There is now an official acceptance for a car type certificate for the Tokyo-based firm SkyDrive’s eVTOL flying car idea from Japan’s Ministry of Land, Infrastructure, Transport, and Tourism.
The acceptance of the application is really just the beginning as SkyDrive and Japan both figure out how to certify the thing and develop the laws around it.
Earlier this year, SkyDrive unveiled its first flying vehicle prototype to the public, which was followed by a successful piloted test flight in 2018.
Making an “entirely safe and dependable flying vehicle” is the goal.
The SD-03 is the most recent model of SkyDrive’s flying automobile drone. With eight propellers (two on each corner) and a peak speed of 30 mph (48 km/h), it can go for 10 minutes at a time.
SkyDrive says in its statement that the “design, construction, strength, and performance” fulfill the “required safety and environmental standards” of the MLIT safety certificate. “We are delighted” to get accepted, and we will “continue to work in close conjunction with the government and MLIT to finish our development of a totally safe and dependable flying automobile,” adds the business.
SD-03 is expected to be used for a flying taxi service in Japan’s Osaka Bay area as early as 2025 by SkyDrive, which presently operates a 30-kilogram-payload freight drone service there. A video of SkyDrive’s piloted flying vehicle in action is seen below.
The decade of flying automobiles is expected to begin in the 2020s
According to SkyDrive’s 2025 timetable, flying taxi companies like Volocopter expect to begin operations in 2023. As there is no enclosed cabin, SkyDrive’s model is unquestionably riskier.
With just two engines instead of 36, it has less redundancy than the Lilium 7-seater eVTOL aircraft, which comes with 36 ducted electric fans for additional safety.
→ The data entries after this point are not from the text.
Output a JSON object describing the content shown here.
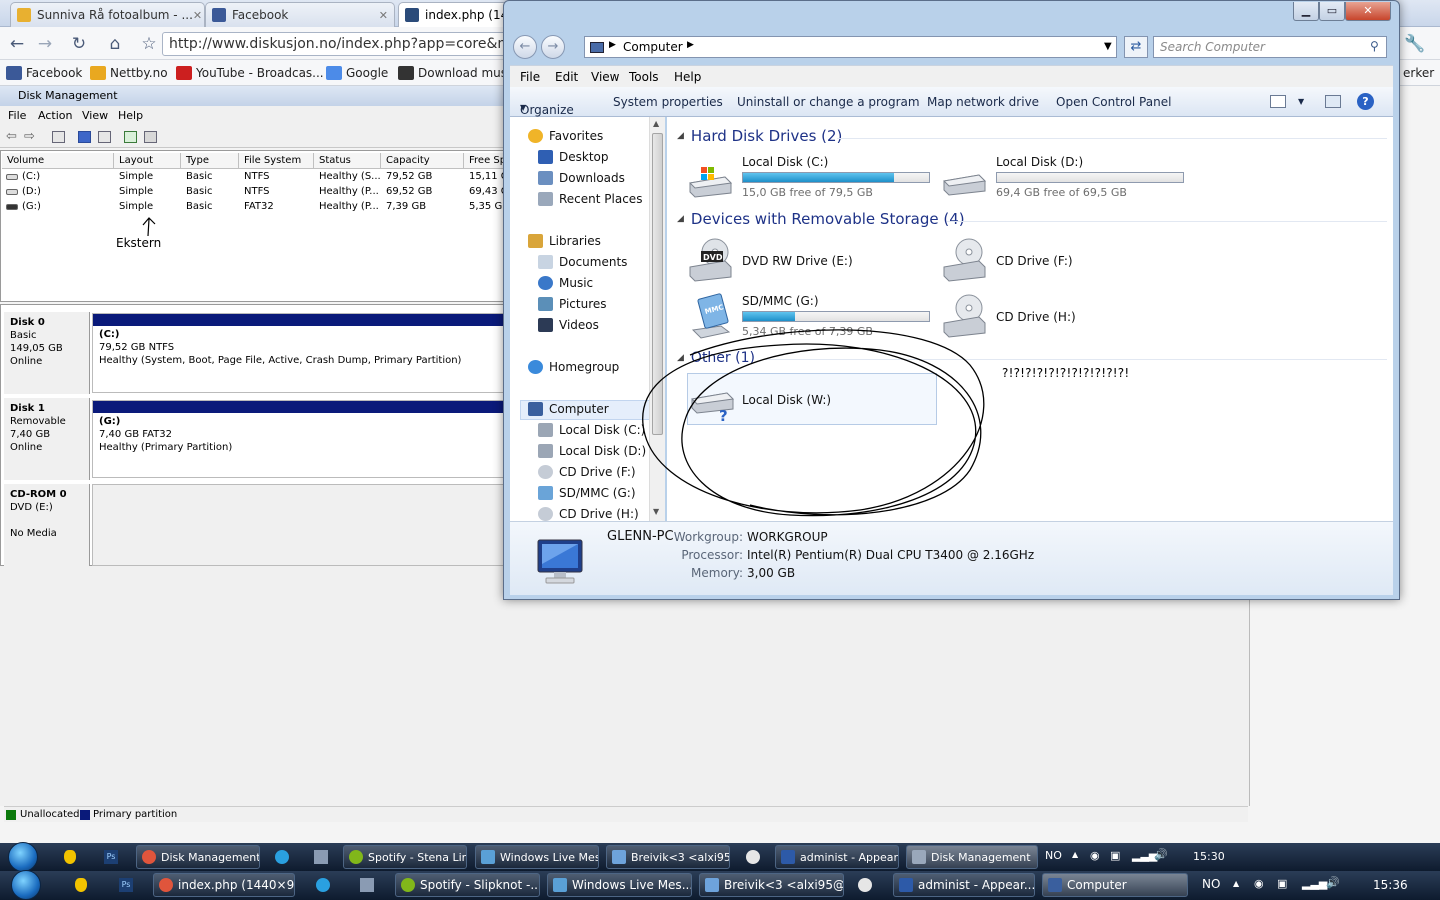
{
  "browser": {
    "tabs": [
      "Sunniva Rå fotoalbum - ...",
      "Facebook",
      "index.php (1440"
    ],
    "url": "http://www.diskusjon.no/index.php?app=core&mo",
    "bookmarks": [
      "Facebook",
      "Nettby.no",
      "YouTube - Broadcas...",
      "Google",
      "Download musi"
    ],
    "bookmarks_right": "erker"
  },
  "disk_management": {
    "title": "Disk Management",
    "menu": [
      "File",
      "Action",
      "View",
      "Help"
    ],
    "columns": [
      "Volume",
      "Layout",
      "Type",
      "File System",
      "Status",
      "Capacity",
      "Free Sp"
    ],
    "rows": [
      [
        "(C:)",
        "Simple",
        "Basic",
        "NTFS",
        "Healthy (S...",
        "79,52 GB",
        "15,11 G"
      ],
      [
        "(D:)",
        "Simple",
        "Basic",
        "NTFS",
        "Healthy (P...",
        "69,52 GB",
        "69,43 G"
      ],
      [
        "(G:)",
        "Simple",
        "Basic",
        "FAT32",
        "Healthy (P...",
        "7,39 GB",
        "5,35 GB"
      ]
    ],
    "annotation": "Ekstern",
    "disks": [
      {
        "name": "Disk 0",
        "l1": "Basic",
        "l2": "149,05 GB",
        "l3": "Online",
        "part_name": "(C:)",
        "part_size": "79,52 GB NTFS",
        "part_status": "Healthy (System, Boot, Page File, Active, Crash Dump, Primary Partition)"
      },
      {
        "name": "Disk 1",
        "l1": "Removable",
        "l2": "7,40 GB",
        "l3": "Online",
        "part_name": "(G:)",
        "part_size": "7,40 GB FAT32",
        "part_status": "Healthy (Primary Partition)"
      },
      {
        "name": "CD-ROM 0",
        "l1": "DVD (E:)",
        "l2": "",
        "l3": "No Media"
      }
    ],
    "legend": [
      "Unallocated",
      "Primary partition"
    ]
  },
  "explorer": {
    "breadcrumb": "Computer",
    "search_placeholder": "Search Computer",
    "menu": [
      "File",
      "Edit",
      "View",
      "Tools",
      "Help"
    ],
    "commands": [
      "Organize",
      "System properties",
      "Uninstall or change a program",
      "Map network drive",
      "Open Control Panel"
    ],
    "nav": {
      "favorites": "Favorites",
      "fav_items": [
        "Desktop",
        "Downloads",
        "Recent Places"
      ],
      "libraries": "Libraries",
      "lib_items": [
        "Documents",
        "Music",
        "Pictures",
        "Videos"
      ],
      "homegroup": "Homegroup",
      "computer": "Computer",
      "comp_items": [
        "Local Disk (C:)",
        "Local Disk (D:)",
        "CD Drive (F:)",
        "SD/MMC (G:)",
        "CD Drive (H:)"
      ]
    },
    "groups": {
      "hdd": "Hard Disk Drives (2)",
      "removable": "Devices with Removable Storage (4)",
      "other": "Other (1)"
    },
    "drives": {
      "c": {
        "name": "Local Disk (C:)",
        "free": "15,0 GB free of 79,5 GB",
        "used_fraction": 0.81
      },
      "d": {
        "name": "Local Disk (D:)",
        "free": "69,4 GB free of 69,5 GB",
        "used_fraction": 0.001
      },
      "e": {
        "name": "DVD RW Drive (E:)",
        "badge": "DVD"
      },
      "f": {
        "name": "CD Drive (F:)"
      },
      "g": {
        "name": "SD/MMC (G:)",
        "free": "5,34 GB free of 7,39 GB",
        "used_fraction": 0.28,
        "badge": "MMC"
      },
      "h": {
        "name": "CD Drive (H:)"
      },
      "w": {
        "name": "Local Disk (W:)"
      }
    },
    "annotation": "?!?!?!?!?!?!?!?!?!?!?!",
    "details": {
      "pc_name": "GLENN-PC",
      "workgroup_label": "Workgroup:",
      "workgroup": "WORKGROUP",
      "processor_label": "Processor:",
      "processor": "Intel(R) Pentium(R) Dual  CPU  T3400  @ 2.16GHz",
      "memory_label": "Memory:",
      "memory": "3,00 GB"
    }
  },
  "taskbar1": {
    "items": [
      "Disk Management ...",
      "Spotify - Stena Lin...",
      "Windows Live Mes...",
      "Breivik<3 <alxi95@...",
      "administ - Appear...",
      "Disk Management"
    ],
    "lang": "NO",
    "time": "15:30"
  },
  "taskbar2": {
    "items": [
      "index.php (1440×9...",
      "Spotify - Slipknot -...",
      "Windows Live Mes...",
      "Breivik<3 <alxi95@...",
      "administ - Appear...",
      "Computer"
    ],
    "lang": "NO",
    "time": "15:36"
  }
}
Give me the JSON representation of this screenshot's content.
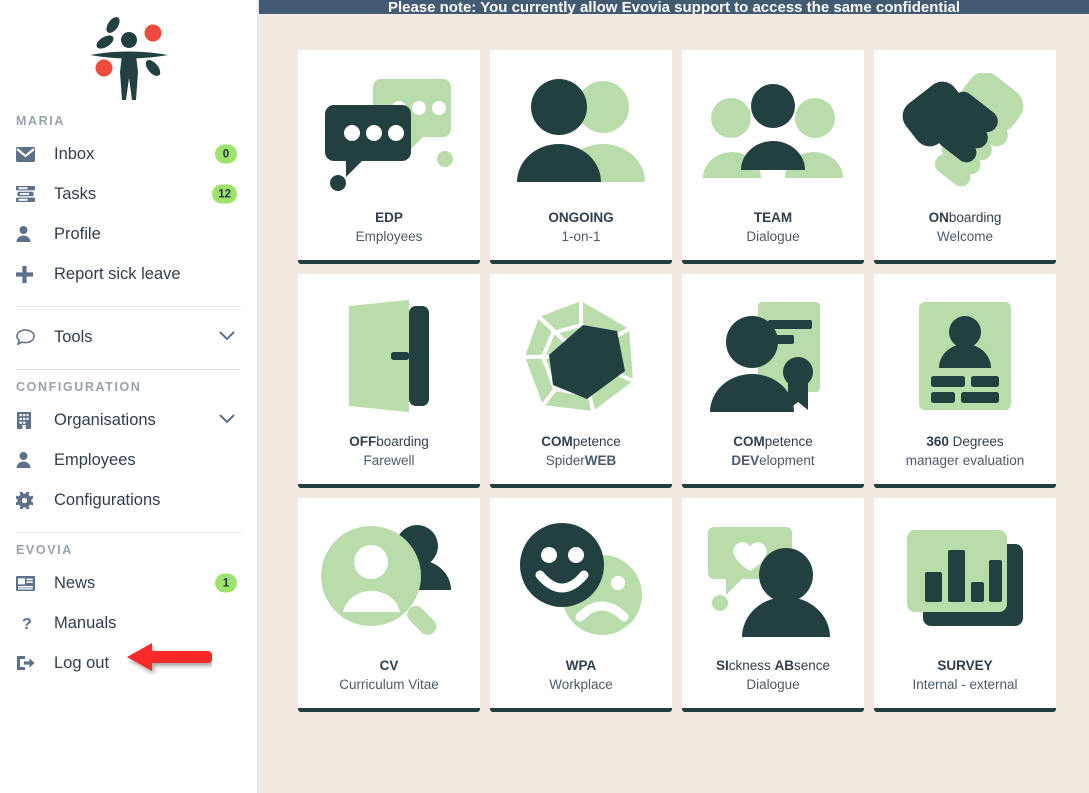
{
  "notice": {
    "text": "Please note: You currently allow Evovia support to access the same confidential"
  },
  "sidebar": {
    "logo_name": "evovia-logo",
    "sections": [
      {
        "label": "MARIA",
        "items": [
          {
            "icon": "envelope-icon",
            "label": "Inbox",
            "badge": "0"
          },
          {
            "icon": "tasks-list-icon",
            "label": "Tasks",
            "badge": "12"
          },
          {
            "icon": "user-icon",
            "label": "Profile",
            "badge": null
          },
          {
            "icon": "plus-icon",
            "label": "Report sick leave",
            "badge": null
          }
        ]
      },
      {
        "label": "",
        "items": [
          {
            "icon": "chat-bubble-icon",
            "label": "Tools",
            "badge": null,
            "chevron": true
          }
        ]
      },
      {
        "label": "CONFIGURATION",
        "items": [
          {
            "icon": "building-icon",
            "label": "Organisations",
            "badge": null,
            "chevron": true
          },
          {
            "icon": "user-icon",
            "label": "Employees",
            "badge": null
          },
          {
            "icon": "gear-icon",
            "label": "Configurations",
            "badge": null
          }
        ]
      },
      {
        "label": "EVOVIA",
        "items": [
          {
            "icon": "news-icon",
            "label": "News",
            "badge": "1"
          },
          {
            "icon": "question-mark-icon",
            "label": "Manuals",
            "badge": null
          },
          {
            "icon": "logout-icon",
            "label": "Log out",
            "badge": null
          }
        ]
      }
    ]
  },
  "cards": [
    {
      "icon": "speech-bubbles-icon",
      "title_bold": "EDP",
      "title_rest": "",
      "sub_plain": "Employees",
      "sub_bold": ""
    },
    {
      "icon": "two-people-icon",
      "title_bold": "ONGOING",
      "title_rest": "",
      "sub_plain": "1-on-1",
      "sub_bold": ""
    },
    {
      "icon": "three-people-icon",
      "title_bold": "TEAM",
      "title_rest": "",
      "sub_plain": "Dialogue",
      "sub_bold": ""
    },
    {
      "icon": "handshake-icon",
      "title_bold": "ON",
      "title_rest": "boarding",
      "sub_plain": "Welcome",
      "sub_bold": ""
    },
    {
      "icon": "door-icon",
      "title_bold": "OFF",
      "title_rest": "boarding",
      "sub_plain": "Farewell",
      "sub_bold": ""
    },
    {
      "icon": "spiderweb-chart-icon",
      "title_bold": "COM",
      "title_rest": "petence",
      "sub_plain": "Spider",
      "sub_bold": "WEB"
    },
    {
      "icon": "person-certificate-icon",
      "title_bold": "COM",
      "title_rest": "petence",
      "sub_plain": "",
      "sub_bold": "DEV",
      "sub_rest": "elopment"
    },
    {
      "icon": "id-card-icon",
      "title_bold": "360",
      "title_rest": " Degrees",
      "sub_plain": "manager evaluation",
      "sub_bold": ""
    },
    {
      "icon": "person-magnifier-icon",
      "title_bold": "CV",
      "title_rest": "",
      "sub_plain": "Curriculum Vitae",
      "sub_bold": ""
    },
    {
      "icon": "happy-sad-faces-icon",
      "title_bold": "WPA",
      "title_rest": "",
      "sub_plain": "Workplace",
      "sub_bold": ""
    },
    {
      "icon": "heart-bubble-person-icon",
      "title_bold": "SI",
      "title_rest": "ckness ",
      "title_bold2": "AB",
      "title_rest2": "sence",
      "sub_plain": "Dialogue",
      "sub_bold": ""
    },
    {
      "icon": "bar-chart-icon",
      "title_bold": "SURVEY",
      "title_rest": "",
      "sub_plain": "Internal - external",
      "sub_bold": ""
    }
  ],
  "annotation": {
    "arrow": "red-left-arrow",
    "points_at": "Manuals"
  },
  "colors": {
    "brand_dark": "#22403f",
    "brand_light_green": "#b9dcab",
    "content_bg": "#f2eae0",
    "notice_bar": "#425a72",
    "badge_green": "#9de26b",
    "accent_red": "#ef4b3c",
    "annotation_red": "#fb2b2b",
    "icon_slate": "#5c7089",
    "text_dark": "#2f3e4e"
  }
}
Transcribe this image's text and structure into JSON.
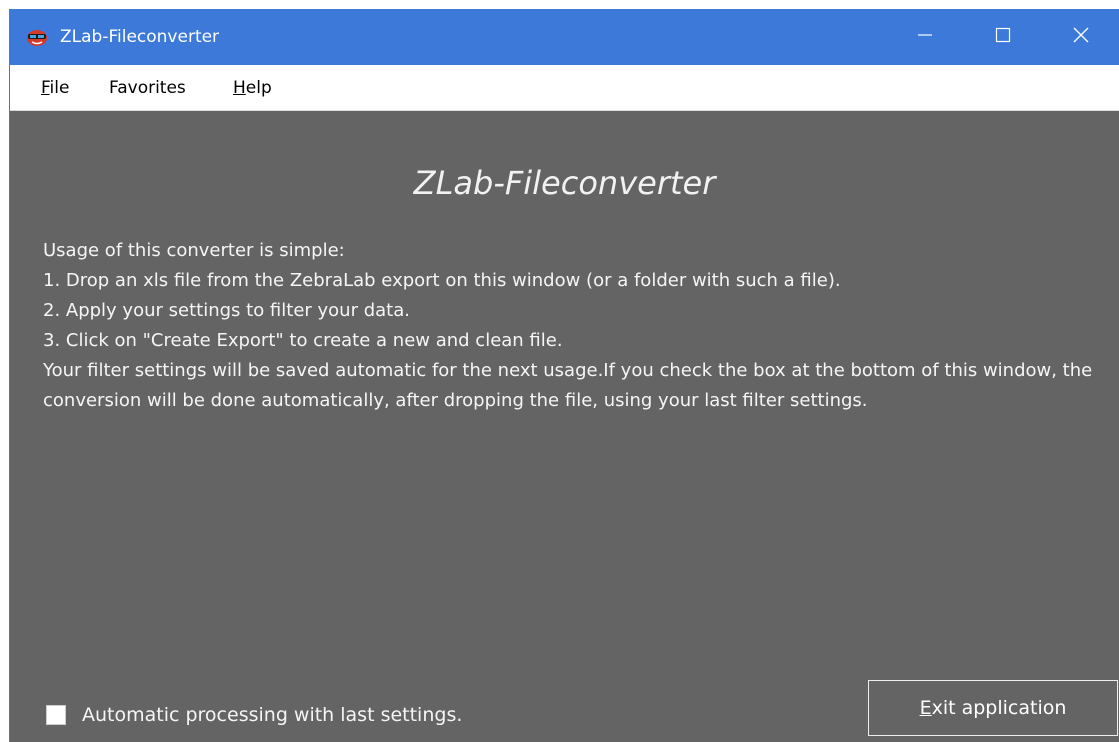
{
  "window": {
    "title": "ZLab-Fileconverter",
    "app_icon": "zlab-app-icon",
    "controls": {
      "minimize": "minimize-icon",
      "maximize": "maximize-icon",
      "close": "close-icon"
    }
  },
  "menu": {
    "items": [
      {
        "mnemonic": "F",
        "rest": "ile"
      },
      {
        "mnemonic": "",
        "rest": "Favorites"
      },
      {
        "mnemonic": "H",
        "rest": "elp"
      }
    ]
  },
  "content": {
    "heading": "ZLab-Fileconverter",
    "lines": [
      "Usage of this converter is simple:",
      "1. Drop an xls file from the ZebraLab export on this window (or a folder with such a file).",
      "2. Apply your settings to filter your data.",
      "3. Click on \"Create Export\" to create a new and clean file.",
      "Your filter settings will be saved automatic for the next usage.If you check the box at the bottom of this window, the conversion will be done automatically, after dropping the file, using your last filter settings."
    ],
    "auto_process": {
      "label": "Automatic processing with last settings.",
      "checked": false
    },
    "exit_button": {
      "mnemonic": "E",
      "rest": "xit application"
    }
  },
  "colors": {
    "titlebar": "#3c79d9",
    "content_bg": "#646464",
    "menu_bg": "#ffffff"
  }
}
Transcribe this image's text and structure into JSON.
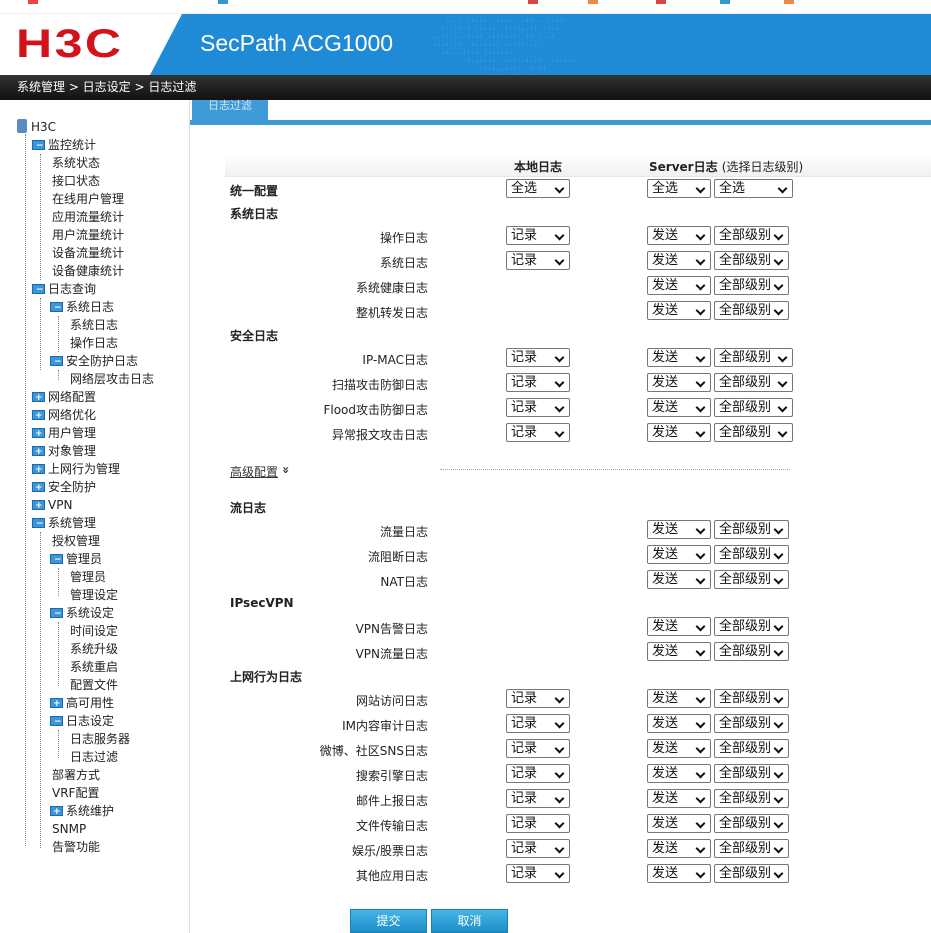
{
  "brand": {
    "logo": "H3C",
    "product": "SecPath ACG1000"
  },
  "breadcrumb": {
    "text": "系统管理 > 日志设定 > 日志过滤"
  },
  "tab": {
    "label": "日志过滤"
  },
  "tree": {
    "root": "H3C",
    "items": [
      {
        "label": "监控统计"
      },
      {
        "label": "系统状态"
      },
      {
        "label": "接口状态"
      },
      {
        "label": "在线用户管理"
      },
      {
        "label": "应用流量统计"
      },
      {
        "label": "用户流量统计"
      },
      {
        "label": "设备流量统计"
      },
      {
        "label": "设备健康统计"
      },
      {
        "label": "日志查询"
      },
      {
        "label": "系统日志"
      },
      {
        "label": "系统日志"
      },
      {
        "label": "操作日志"
      },
      {
        "label": "安全防护日志"
      },
      {
        "label": "网络层攻击日志"
      },
      {
        "label": "网络配置"
      },
      {
        "label": "网络优化"
      },
      {
        "label": "用户管理"
      },
      {
        "label": "对象管理"
      },
      {
        "label": "上网行为管理"
      },
      {
        "label": "安全防护"
      },
      {
        "label": "VPN"
      },
      {
        "label": "系统管理"
      },
      {
        "label": "授权管理"
      },
      {
        "label": "管理员"
      },
      {
        "label": "管理员"
      },
      {
        "label": "管理设定"
      },
      {
        "label": "系统设定"
      },
      {
        "label": "时间设定"
      },
      {
        "label": "系统升级"
      },
      {
        "label": "系统重启"
      },
      {
        "label": "配置文件"
      },
      {
        "label": "高可用性"
      },
      {
        "label": "日志设定"
      },
      {
        "label": "日志服务器"
      },
      {
        "label": "日志过滤"
      },
      {
        "label": "部署方式"
      },
      {
        "label": "VRF配置"
      },
      {
        "label": "系统维护"
      },
      {
        "label": "SNMP"
      },
      {
        "label": "告警功能"
      }
    ]
  },
  "table": {
    "col_local": "本地日志",
    "col_server": "Server日志",
    "col_server_note": "(选择日志级别)"
  },
  "unified": {
    "label": "统一配置",
    "local": "全选",
    "server": "全选",
    "level": "全选"
  },
  "sections": {
    "system": "系统日志",
    "security": "安全日志",
    "flow": "流日志",
    "ipsec": "IPsecVPN",
    "behavior": "上网行为日志"
  },
  "rows": {
    "op": {
      "label": "操作日志",
      "local": "记录",
      "server": "发送",
      "level": "全部级别"
    },
    "sys": {
      "label": "系统日志",
      "local": "记录",
      "server": "发送",
      "level": "全部级别"
    },
    "health": {
      "label": "系统健康日志",
      "server": "发送",
      "level": "全部级别"
    },
    "fwd": {
      "label": "整机转发日志",
      "server": "发送",
      "level": "全部级别"
    },
    "ipmac": {
      "label": "IP-MAC日志",
      "local": "记录",
      "server": "发送",
      "level": "全部级别"
    },
    "scan": {
      "label": "扫描攻击防御日志",
      "local": "记录",
      "server": "发送",
      "level": "全部级别"
    },
    "flood": {
      "label": "Flood攻击防御日志",
      "local": "记录",
      "server": "发送",
      "level": "全部级别"
    },
    "abn": {
      "label": "异常报文攻击日志",
      "local": "记录",
      "server": "发送",
      "level": "全部级别"
    },
    "flow": {
      "label": "流量日志",
      "server": "发送",
      "level": "全部级别"
    },
    "block": {
      "label": "流阻断日志",
      "server": "发送",
      "level": "全部级别"
    },
    "nat": {
      "label": "NAT日志",
      "server": "发送",
      "level": "全部级别"
    },
    "vpnalarm": {
      "label": "VPN告警日志",
      "server": "发送",
      "level": "全部级别"
    },
    "vpnflow": {
      "label": "VPN流量日志",
      "server": "发送",
      "level": "全部级别"
    },
    "web": {
      "label": "网站访问日志",
      "local": "记录",
      "server": "发送",
      "level": "全部级别"
    },
    "im": {
      "label": "IM内容审计日志",
      "local": "记录",
      "server": "发送",
      "level": "全部级别"
    },
    "sns": {
      "label": "微博、社区SNS日志",
      "local": "记录",
      "server": "发送",
      "level": "全部级别"
    },
    "search": {
      "label": "搜索引擎日志",
      "local": "记录",
      "server": "发送",
      "level": "全部级别"
    },
    "mail": {
      "label": "邮件上报日志",
      "local": "记录",
      "server": "发送",
      "level": "全部级别"
    },
    "file": {
      "label": "文件传输日志",
      "local": "记录",
      "server": "发送",
      "level": "全部级别"
    },
    "ent": {
      "label": "娱乐/股票日志",
      "local": "记录",
      "server": "发送",
      "level": "全部级别"
    },
    "other": {
      "label": "其他应用日志",
      "local": "记录",
      "server": "发送",
      "level": "全部级别"
    }
  },
  "advanced": {
    "label": "高级配置",
    "icon": "double-chevron-down-icon",
    "glyph": "»"
  },
  "actions": {
    "submit": "提交",
    "cancel": "取消"
  },
  "colors": {
    "brand_red": "#d2131b",
    "banner_blue": "#1f8ad6",
    "button_blue": "#1c8fc9"
  }
}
Neither SkyDrive nor the SD-03’s autonomous capabilities or other safety measures have been announced as part of the SD-03’s bigger closed cabin variant.
SD-03’s open interior and one-seater layout make it more like an airborne hoverbike than a flying car. A.L.I. Technologies, a Japanese business, has showcased a hoverbike that bears a strong resemblance. For $680,000, consumers may get their hands on a limited supply of the firm’s model, which is supported by Mitsubishi Electric and Kyocera.
For the time being, it does not appear that the SD-03 will be sold individually and will instead be included in SkyDrive’s drone as a service model.